→ PROBLEM TO SOLVE:
Copy each line of the records that holds the string "KRISTIAN".
____ DATASET CONTENT
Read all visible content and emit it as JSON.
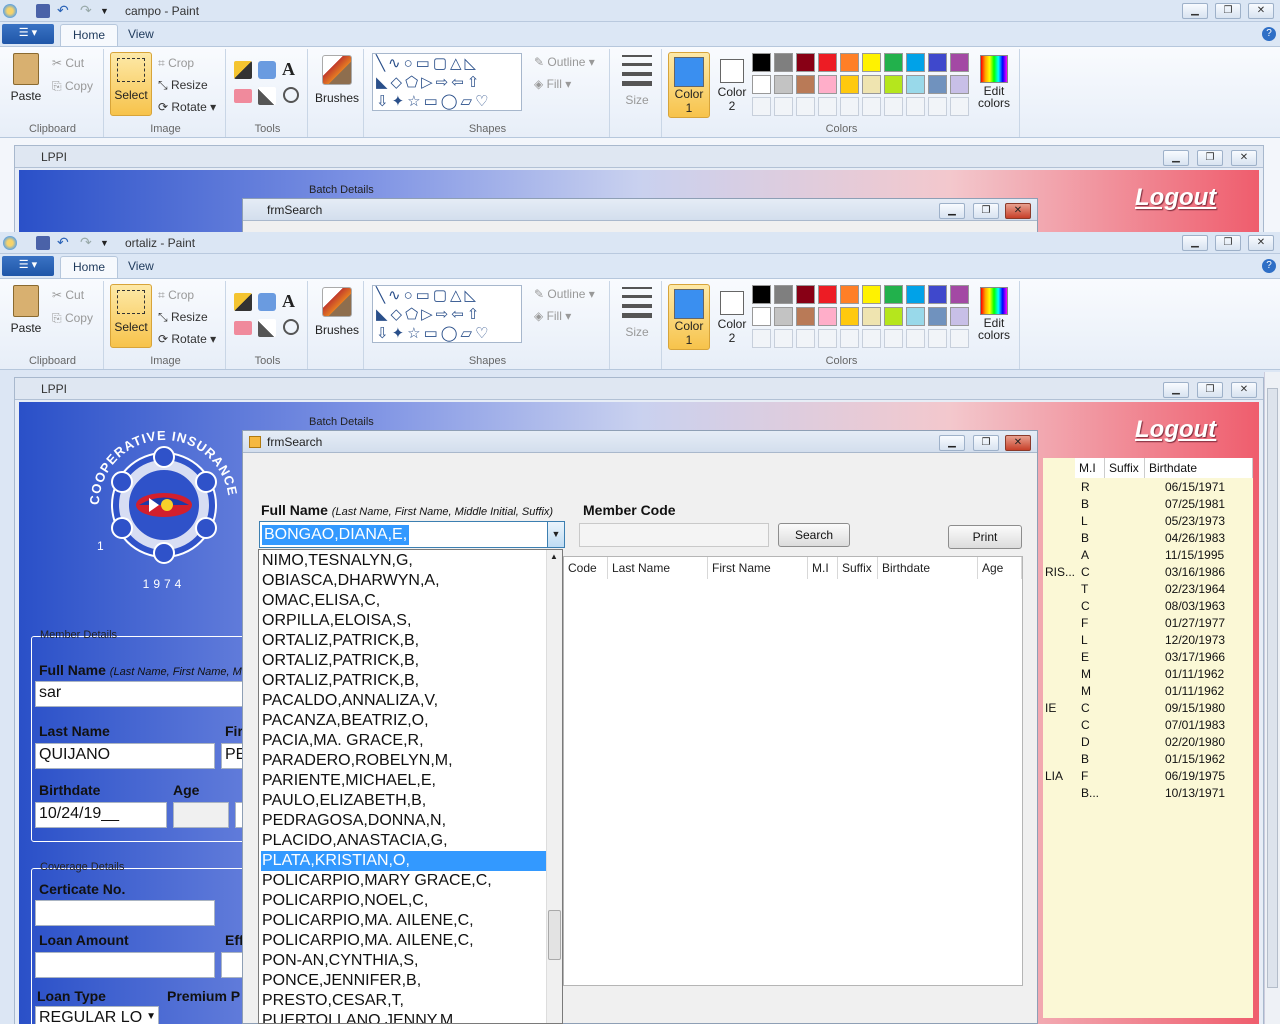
{
  "paint_top": {
    "title": "campo - Paint",
    "tabs": [
      "Home",
      "View"
    ],
    "clipboard": {
      "paste": "Paste",
      "cut": "Cut",
      "copy": "Copy",
      "group": "Clipboard"
    },
    "image": {
      "select": "Select",
      "crop": "Crop",
      "resize": "Resize",
      "rotate": "Rotate",
      "group": "Image"
    },
    "tools": {
      "group": "Tools"
    },
    "brushes": "Brushes",
    "shapes": {
      "outline": "Outline",
      "fill": "Fill",
      "group": "Shapes"
    },
    "size": "Size",
    "color1": {
      "label": "Color",
      "num": "1"
    },
    "color2": {
      "label": "Color",
      "num": "2"
    },
    "colors_group": "Colors",
    "edit_colors": "Edit colors"
  },
  "paint_bottom": {
    "title": "ortaliz - Paint"
  },
  "palette": {
    "row1": [
      "#000000",
      "#7f7f7f",
      "#880015",
      "#ed1c24",
      "#ff7f27",
      "#fff200",
      "#22b14c",
      "#00a2e8",
      "#3f48cc",
      "#a349a4"
    ],
    "row2": [
      "#ffffff",
      "#c3c3c3",
      "#b97a57",
      "#ffaec9",
      "#ffc90e",
      "#efe4b0",
      "#b5e61d",
      "#99d9ea",
      "#7092be",
      "#c8bfe7"
    ],
    "color1": "#3a8ff0",
    "color2": "#ffffff"
  },
  "lppi": {
    "title": "LPPI",
    "logout": "Logout",
    "batch_details": "Batch Details",
    "seal_text": "COOPERATIVE INSURANCE SYSTEM OF THE PHILIPPINES",
    "seal_year": "1974",
    "seal_num": "1",
    "member_details": "Member Details",
    "full_name_label": "Full Name",
    "full_name_hint": "(Last Name, First Name, Mi",
    "full_name_value": "sar",
    "last_name_label": "Last Name",
    "last_name_value": "QUIJANO",
    "first_label_cut": "Fir",
    "first_value_cut": "PE",
    "birthdate_label": "Birthdate",
    "birthdate_value": "10/24/19__",
    "age_label": "Age",
    "coverage_details": "Coverage Details",
    "certificate_label": "Certicate No.",
    "loan_amount_label": "Loan Amount",
    "eff_cut": "Eff",
    "loan_type_label": "Loan Type",
    "loan_type_value": "REGULAR LO",
    "premium_label": "Premium P"
  },
  "frm": {
    "title": "frmSearch",
    "full_name_label": "Full Name",
    "full_name_hint": "(Last Name, First Name, Middle Initial, Suffix)",
    "full_name_value": "BONGAO,DIANA,E,",
    "member_code_label": "Member Code",
    "search_button": "Search",
    "print_button": "Print",
    "columns": [
      "Code",
      "Last Name",
      "First Name",
      "M.I",
      "Suffix",
      "Birthdate",
      "Age"
    ]
  },
  "dropdown_items": [
    "NIMO,TESNALYN,G,",
    "OBIASCA,DHARWYN,A,",
    "OMAC,ELISA,C,",
    "ORPILLA,ELOISA,S,",
    "ORTALIZ,PATRICK,B,",
    "ORTALIZ,PATRICK,B,",
    "ORTALIZ,PATRICK,B,",
    "PACALDO,ANNALIZA,V,",
    "PACANZA,BEATRIZ,O,",
    "PACIA,MA. GRACE,R,",
    "PARADERO,ROBELYN,M,",
    "PARIENTE,MICHAEL,E,",
    "PAULO,ELIZABETH,B,",
    "PEDRAGOSA,DONNA,N,",
    "PLACIDO,ANASTACIA,G,",
    "PLATA,KRISTIAN,O,",
    "POLICARPIO,MARY GRACE,C,",
    "POLICARPIO,NOEL,C,",
    "POLICARPIO,MA. AILENE,C,",
    "POLICARPIO,MA. AILENE,C,",
    "PON-AN,CYNTHIA,S,",
    "PONCE,JENNIFER,B,",
    "PRESTO,CESAR,T,",
    "PUERTOLLANO,JENNY,M,"
  ],
  "selected_item": "PLATA,KRISTIAN,O,",
  "right_grid": {
    "headers": [
      "M.I",
      "Suffix",
      "Birthdate"
    ],
    "rows": [
      {
        "name": "",
        "mi": "R",
        "bd": "06/15/1971"
      },
      {
        "name": "",
        "mi": "B",
        "bd": "07/25/1981"
      },
      {
        "name": "",
        "mi": "L",
        "bd": "05/23/1973"
      },
      {
        "name": "",
        "mi": "B",
        "bd": "04/26/1983"
      },
      {
        "name": "",
        "mi": "A",
        "bd": "11/15/1995"
      },
      {
        "name": "RIS...",
        "mi": "C",
        "bd": "03/16/1986"
      },
      {
        "name": "",
        "mi": "T",
        "bd": "02/23/1964"
      },
      {
        "name": "",
        "mi": "C",
        "bd": "08/03/1963"
      },
      {
        "name": "",
        "mi": "F",
        "bd": "01/27/1977"
      },
      {
        "name": "",
        "mi": "L",
        "bd": "12/20/1973"
      },
      {
        "name": "",
        "mi": "E",
        "bd": "03/17/1966"
      },
      {
        "name": "",
        "mi": "M",
        "bd": "01/11/1962"
      },
      {
        "name": "",
        "mi": "M",
        "bd": "01/11/1962"
      },
      {
        "name": "IE",
        "mi": "C",
        "bd": "09/15/1980"
      },
      {
        "name": "",
        "mi": "C",
        "bd": "07/01/1983"
      },
      {
        "name": "",
        "mi": "D",
        "bd": "02/20/1980"
      },
      {
        "name": "",
        "mi": "B",
        "bd": "01/15/1962"
      },
      {
        "name": "LIA",
        "mi": "F",
        "bd": "06/19/1975"
      },
      {
        "name": "",
        "mi": "B...",
        "bd": "10/13/1971"
      }
    ]
  }
}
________
→ SOLUTION TO THE EXERCISE:
    "PLATA,KRISTIAN,O,",
  "selected_item": "PLATA,KRISTIAN,O,",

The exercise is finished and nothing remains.